While many manufacturing companies are well behind the “eight ball,” I was happy to see Jim Farley, Group Vice President, Marketing & Sales-Ford Motor Company talks about how he found authenticity in his brand by speaking to the people who build it:
So it comes down to who controls the company voice and how more traditional firms make this transition. Here are some ideas:
Executive/Leadership – Find your comfort zone, while letting others know you want them to show a human side.
- Make sure contributors feel safe in contributing. If they just echo the corporate line, you’re not getting anywhere. Find that special spark – and let it fly.
- Include the executive team – it helps to have an internal champion in the boardroom, especially to manage expectations and encourage patience.
- Meet with the contributors and discuss trust, authority, branding and any concerns you have. You may want to have a written social media policy that makes this clear, but make sure those writing it are really well versed in the social web. Topics might include team dynamics, intellectual property, defamation issues and appropriately mentioning their employer’s role in their work. If you’d like them to link to specific areas on your site in their external contributions, discuss those along with your motivation.
- Have everyone read “Cluetrain Manifesto” which is free on line.
Technical/I.T: Implement authorship tagging and make it effortless to the content creators.
- The technical team should understand how authorship works – find some good examples and get a sense for how it demonstrates contributor authority. Make sure that your corporate communications, legal department and executive team understand the implications, benefits and risks (including competition’s advances and the opportunity costs of not being found.) Give staff a profile page on your site so they can properly set up the authorship links.

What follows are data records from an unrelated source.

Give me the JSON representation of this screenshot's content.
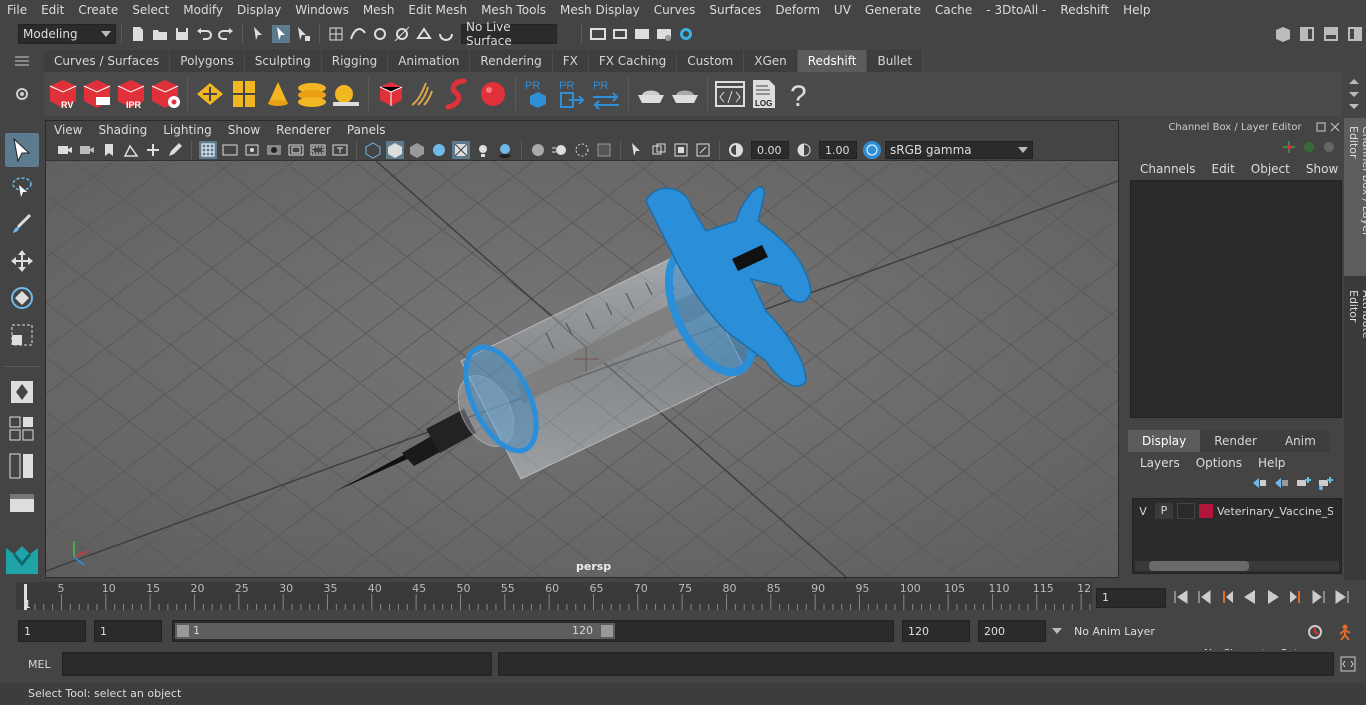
{
  "menubar": [
    "File",
    "Edit",
    "Create",
    "Select",
    "Modify",
    "Display",
    "Windows",
    "Mesh",
    "Edit Mesh",
    "Mesh Tools",
    "Mesh Display",
    "Curves",
    "Surfaces",
    "Deform",
    "UV",
    "Generate",
    "Cache",
    "- 3DtoAll -",
    "Redshift",
    "Help"
  ],
  "status": {
    "mode": "Modeling",
    "live_surface": "No Live Surface"
  },
  "shelf_tabs": [
    "Curves / Surfaces",
    "Polygons",
    "Sculpting",
    "Rigging",
    "Animation",
    "Rendering",
    "FX",
    "FX Caching",
    "Custom",
    "XGen",
    "Redshift",
    "Bullet"
  ],
  "shelf_active": "Redshift",
  "shelf_icons": {
    "rv": "RV",
    "ipr": "IPR",
    "pr": "PR",
    "log": "LOG",
    "help": "?"
  },
  "viewport": {
    "menu": [
      "View",
      "Shading",
      "Lighting",
      "Show",
      "Renderer",
      "Panels"
    ],
    "exposure": "0.00",
    "gamma": "1.00",
    "colorspace": "sRGB gamma",
    "camera": "persp"
  },
  "channel_box": {
    "title": "Channel Box / Layer Editor",
    "menu": [
      "Channels",
      "Edit",
      "Object",
      "Show"
    ]
  },
  "layer_editor": {
    "tabs": [
      "Display",
      "Render",
      "Anim"
    ],
    "menu": [
      "Layers",
      "Options",
      "Help"
    ],
    "layer": {
      "v": "V",
      "p": "P",
      "name": "Veterinary_Vaccine_Syr"
    },
    "layer_color": "#b0163a"
  },
  "side_tabs": [
    "Channel Box / Layer Editor",
    "Attribute Editor"
  ],
  "timeline": {
    "ticks": [
      "5",
      "10",
      "15",
      "20",
      "25",
      "30",
      "35",
      "40",
      "45",
      "50",
      "55",
      "60",
      "65",
      "70",
      "75",
      "80",
      "85",
      "90",
      "95",
      "100",
      "105",
      "110",
      "115",
      "12"
    ],
    "first": "1",
    "current_frame": "1"
  },
  "range": {
    "start": "1",
    "start2": "1",
    "slider_start": "1",
    "slider_end": "120",
    "end": "120",
    "end2": "200",
    "anim_layer": "No Anim Layer",
    "char_set": "No Character Set"
  },
  "mel_label": "MEL",
  "help_text": "Select Tool: select an object",
  "colors": {
    "accent_blue": "#2f8fd6",
    "syringe_blue": "#2a8fd8",
    "redshift_red": "#e0303a",
    "yellow": "#f3b623"
  }
}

- Provide your staff a content-publishing platform, with moderated comments enabled, that is part of your main website. Encourage and even incentivize participation, addressing their concerns and making sure they know it’s part of their job at the company.
- Provide your web content contributors an author page on your site where they can put a bio and information about their role.
- Have your web team set up the appropriate authorship markup coding / plug ins and test them. The result should make it effortless for content publishers to automatically have their content included in their authorship collection on Google.
Content Management: Weave this new work into your corporate story – find ways to spread beyond the website’s borders.
- Encourage your experts and content creators to contribute to other sites and to link to their Google+ Profile in the posts.
- Look for places in your main website content where links to these posts would improve the user experience and service the due diligence of your customers. People love the break from sales copy to read someone’s ideas and opinion – it’s a great way to build trust.
Author presentation in search results may serve as a powerful catalyst for discussions about changing the way companies communicate, and it can encourage new thinking about authenticity throughout the enterprise. I thing this is a good time to discuss corporate engagement and to empower top individuals to make an impact in a very visible, positive way. Don’t waste this chance!
(photo cc:a silcox/flickr)
Google announced that Authorship would not longer be part of the search results, but this does not mean it has become unimportant.
Raven just published this Ultimate Guide to Authorship Markup if you want a few minutes of full-immersion.
Another solid quick read on the SEO implications of authorship markup is here.